Your task:
If a line of the data below holds the string "books", copy it.
*** Available data ***
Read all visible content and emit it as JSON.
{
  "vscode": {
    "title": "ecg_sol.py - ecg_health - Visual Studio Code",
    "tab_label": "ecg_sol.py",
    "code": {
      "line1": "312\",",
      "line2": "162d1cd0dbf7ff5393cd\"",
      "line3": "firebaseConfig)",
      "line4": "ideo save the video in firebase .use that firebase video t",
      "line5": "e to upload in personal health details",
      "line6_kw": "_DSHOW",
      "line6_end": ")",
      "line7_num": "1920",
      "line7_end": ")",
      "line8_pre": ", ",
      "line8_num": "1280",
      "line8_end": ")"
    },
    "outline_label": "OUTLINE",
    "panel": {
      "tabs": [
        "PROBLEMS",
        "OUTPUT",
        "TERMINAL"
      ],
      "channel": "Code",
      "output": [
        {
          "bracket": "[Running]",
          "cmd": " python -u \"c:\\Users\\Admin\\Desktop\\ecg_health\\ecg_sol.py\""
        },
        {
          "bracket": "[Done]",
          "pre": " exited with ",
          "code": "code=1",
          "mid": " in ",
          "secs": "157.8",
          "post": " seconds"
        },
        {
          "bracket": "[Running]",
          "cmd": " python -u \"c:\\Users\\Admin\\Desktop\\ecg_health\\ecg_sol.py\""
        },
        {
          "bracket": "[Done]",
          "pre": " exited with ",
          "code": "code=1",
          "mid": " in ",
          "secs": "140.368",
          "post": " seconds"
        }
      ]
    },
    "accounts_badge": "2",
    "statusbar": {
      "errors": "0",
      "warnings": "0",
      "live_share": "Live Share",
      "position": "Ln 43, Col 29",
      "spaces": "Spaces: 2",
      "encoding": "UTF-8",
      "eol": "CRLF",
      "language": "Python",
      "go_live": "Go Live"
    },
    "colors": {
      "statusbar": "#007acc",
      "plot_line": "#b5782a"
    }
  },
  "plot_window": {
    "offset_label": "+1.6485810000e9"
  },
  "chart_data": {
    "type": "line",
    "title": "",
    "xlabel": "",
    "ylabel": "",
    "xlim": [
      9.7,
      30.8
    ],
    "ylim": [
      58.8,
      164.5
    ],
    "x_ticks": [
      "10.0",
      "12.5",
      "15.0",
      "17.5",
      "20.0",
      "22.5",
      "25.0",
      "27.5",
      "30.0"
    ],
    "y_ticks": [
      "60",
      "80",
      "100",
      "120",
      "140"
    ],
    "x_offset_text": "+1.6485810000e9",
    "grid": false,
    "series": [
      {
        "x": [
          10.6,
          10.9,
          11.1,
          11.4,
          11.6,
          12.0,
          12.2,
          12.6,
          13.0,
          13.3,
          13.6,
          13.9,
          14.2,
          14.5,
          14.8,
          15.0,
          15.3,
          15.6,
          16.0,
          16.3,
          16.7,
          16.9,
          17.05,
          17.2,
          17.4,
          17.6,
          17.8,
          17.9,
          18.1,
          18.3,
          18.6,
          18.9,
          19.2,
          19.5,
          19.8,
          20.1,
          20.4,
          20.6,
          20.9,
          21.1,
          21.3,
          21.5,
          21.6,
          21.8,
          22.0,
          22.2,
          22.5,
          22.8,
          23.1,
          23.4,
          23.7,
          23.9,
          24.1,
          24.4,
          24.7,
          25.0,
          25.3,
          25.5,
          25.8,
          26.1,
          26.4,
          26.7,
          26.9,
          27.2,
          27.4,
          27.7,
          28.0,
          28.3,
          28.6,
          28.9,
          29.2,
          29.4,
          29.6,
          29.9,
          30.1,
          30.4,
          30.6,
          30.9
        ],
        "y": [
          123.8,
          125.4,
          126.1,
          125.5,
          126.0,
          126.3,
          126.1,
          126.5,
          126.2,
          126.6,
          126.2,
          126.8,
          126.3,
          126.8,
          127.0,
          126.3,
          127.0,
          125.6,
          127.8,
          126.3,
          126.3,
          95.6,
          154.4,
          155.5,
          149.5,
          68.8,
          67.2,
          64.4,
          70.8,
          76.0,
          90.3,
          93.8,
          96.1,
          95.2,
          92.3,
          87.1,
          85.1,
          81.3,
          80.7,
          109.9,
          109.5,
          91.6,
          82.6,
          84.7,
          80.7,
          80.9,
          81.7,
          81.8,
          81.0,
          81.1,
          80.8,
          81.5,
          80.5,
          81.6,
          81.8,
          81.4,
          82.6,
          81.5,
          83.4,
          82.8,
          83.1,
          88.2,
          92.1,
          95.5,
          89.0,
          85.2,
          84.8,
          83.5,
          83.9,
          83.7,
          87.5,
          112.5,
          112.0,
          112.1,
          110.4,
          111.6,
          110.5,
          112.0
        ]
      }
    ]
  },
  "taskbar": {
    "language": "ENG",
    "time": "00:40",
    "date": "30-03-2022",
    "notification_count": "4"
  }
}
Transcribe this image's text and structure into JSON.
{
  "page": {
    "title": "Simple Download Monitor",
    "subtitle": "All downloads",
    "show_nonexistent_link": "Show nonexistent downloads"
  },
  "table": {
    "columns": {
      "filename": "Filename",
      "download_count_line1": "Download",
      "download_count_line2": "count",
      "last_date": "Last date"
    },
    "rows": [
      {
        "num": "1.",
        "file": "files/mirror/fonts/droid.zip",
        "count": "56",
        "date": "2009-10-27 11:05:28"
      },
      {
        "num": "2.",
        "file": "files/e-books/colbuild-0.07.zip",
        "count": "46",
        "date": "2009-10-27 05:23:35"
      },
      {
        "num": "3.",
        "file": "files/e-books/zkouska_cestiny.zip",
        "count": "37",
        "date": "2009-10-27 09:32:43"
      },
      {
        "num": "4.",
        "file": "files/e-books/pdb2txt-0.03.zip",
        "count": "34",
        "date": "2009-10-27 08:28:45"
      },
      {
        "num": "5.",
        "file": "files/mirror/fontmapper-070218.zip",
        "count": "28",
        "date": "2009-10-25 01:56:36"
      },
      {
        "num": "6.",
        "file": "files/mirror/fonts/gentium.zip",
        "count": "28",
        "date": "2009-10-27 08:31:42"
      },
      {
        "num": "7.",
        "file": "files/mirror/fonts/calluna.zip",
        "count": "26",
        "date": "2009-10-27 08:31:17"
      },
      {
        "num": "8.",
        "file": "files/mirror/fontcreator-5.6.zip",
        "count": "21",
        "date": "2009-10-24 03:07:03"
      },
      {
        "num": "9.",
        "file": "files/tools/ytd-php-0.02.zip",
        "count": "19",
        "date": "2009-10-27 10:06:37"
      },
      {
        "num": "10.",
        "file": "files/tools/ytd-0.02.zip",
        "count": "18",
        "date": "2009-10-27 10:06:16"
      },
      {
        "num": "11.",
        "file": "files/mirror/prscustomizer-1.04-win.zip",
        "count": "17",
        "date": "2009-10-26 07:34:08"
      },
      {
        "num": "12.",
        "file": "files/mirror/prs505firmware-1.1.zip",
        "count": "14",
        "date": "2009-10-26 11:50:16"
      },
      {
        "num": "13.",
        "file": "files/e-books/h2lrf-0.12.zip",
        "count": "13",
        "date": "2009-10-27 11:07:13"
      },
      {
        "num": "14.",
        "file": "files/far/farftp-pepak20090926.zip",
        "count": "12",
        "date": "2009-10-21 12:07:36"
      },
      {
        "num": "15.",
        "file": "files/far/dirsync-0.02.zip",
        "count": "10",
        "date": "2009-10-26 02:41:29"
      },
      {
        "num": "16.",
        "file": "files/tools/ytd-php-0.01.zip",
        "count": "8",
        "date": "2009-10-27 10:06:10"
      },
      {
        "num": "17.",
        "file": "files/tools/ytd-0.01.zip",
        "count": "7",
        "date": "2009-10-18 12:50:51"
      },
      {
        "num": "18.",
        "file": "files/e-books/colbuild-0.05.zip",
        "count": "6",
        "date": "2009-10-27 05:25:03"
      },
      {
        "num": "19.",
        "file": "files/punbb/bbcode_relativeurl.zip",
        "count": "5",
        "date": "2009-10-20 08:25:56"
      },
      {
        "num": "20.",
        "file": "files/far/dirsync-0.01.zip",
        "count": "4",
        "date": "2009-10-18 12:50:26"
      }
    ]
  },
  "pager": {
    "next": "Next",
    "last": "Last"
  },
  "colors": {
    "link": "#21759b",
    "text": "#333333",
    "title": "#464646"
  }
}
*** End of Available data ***
Solution to this problem:
        "file": "files/e-books/colbuild-0.07.zip",
        "file": "files/e-books/zkouska_cestiny.zip",
        "file": "files/e-books/pdb2txt-0.03.zip",
        "file": "files/e-books/h2lrf-0.12.zip",
        "file": "files/e-books/colbuild-0.05.zip",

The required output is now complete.